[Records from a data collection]
- Opening Delimiter -

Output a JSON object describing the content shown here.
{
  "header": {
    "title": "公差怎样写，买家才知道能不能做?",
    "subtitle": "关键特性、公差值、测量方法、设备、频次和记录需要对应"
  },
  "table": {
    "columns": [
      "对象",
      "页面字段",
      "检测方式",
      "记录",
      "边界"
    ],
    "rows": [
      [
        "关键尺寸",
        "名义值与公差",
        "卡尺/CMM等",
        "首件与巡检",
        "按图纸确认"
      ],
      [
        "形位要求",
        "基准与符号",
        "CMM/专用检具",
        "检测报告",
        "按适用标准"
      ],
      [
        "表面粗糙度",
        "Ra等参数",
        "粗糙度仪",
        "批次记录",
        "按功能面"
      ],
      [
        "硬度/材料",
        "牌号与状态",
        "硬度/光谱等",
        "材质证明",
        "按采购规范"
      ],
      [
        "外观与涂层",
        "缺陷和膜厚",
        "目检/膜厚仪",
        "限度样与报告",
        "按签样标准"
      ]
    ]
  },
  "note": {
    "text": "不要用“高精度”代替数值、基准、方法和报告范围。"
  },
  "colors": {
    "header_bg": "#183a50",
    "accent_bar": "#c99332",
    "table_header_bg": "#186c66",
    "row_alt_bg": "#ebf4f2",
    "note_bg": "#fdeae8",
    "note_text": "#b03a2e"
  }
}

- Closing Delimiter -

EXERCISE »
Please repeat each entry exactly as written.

RESPONSE BOX »
Output a JSON object describing the content shown here.
{
  "header": {
    "title": "公差怎样写，买家才知道能不能做?",
    "subtitle": "关键特性、公差值、测量方法、设备、频次和记录需要对应"
  },
  "table": {
    "columns": [
      "对象",
      "页面字段",
      "检测方式",
      "记录",
      "边界"
    ],
    "rows": [
      [
        "关键尺寸",
        "名义值与公差",
        "卡尺/CMM等",
        "首件与巡检",
        "按图纸确认"
      ],
      [
        "形位要求",
        "基准与符号",
        "CMM/专用检具",
        "检测报告",
        "按适用标准"
      ],
      [
        "表面粗糙度",
        "Ra等参数",
        "粗糙度仪",
        "批次记录",
        "按功能面"
      ],
      [
        "硬度/材料",
        "牌号与状态",
        "硬度/光谱等",
        "材质证明",
        "按采购规范"
      ],
      [
        "外观与涂层",
        "缺陷和膜厚",
        "目检/膜厚仪",
        "限度样与报告",
        "按签样标准"
      ]
    ]
  },
  "note": {
    "text": "不要用“高精度”代替数值、基准、方法和报告范围。"
  },
  "colors": {
    "header_bg": "#183a50",
    "accent_bar": "#c99332",
    "table_header_bg": "#186c66",
    "row_alt_bg": "#ebf4f2",
    "note_bg": "#fdeae8",
    "note_text": "#b03a2e"
  }
}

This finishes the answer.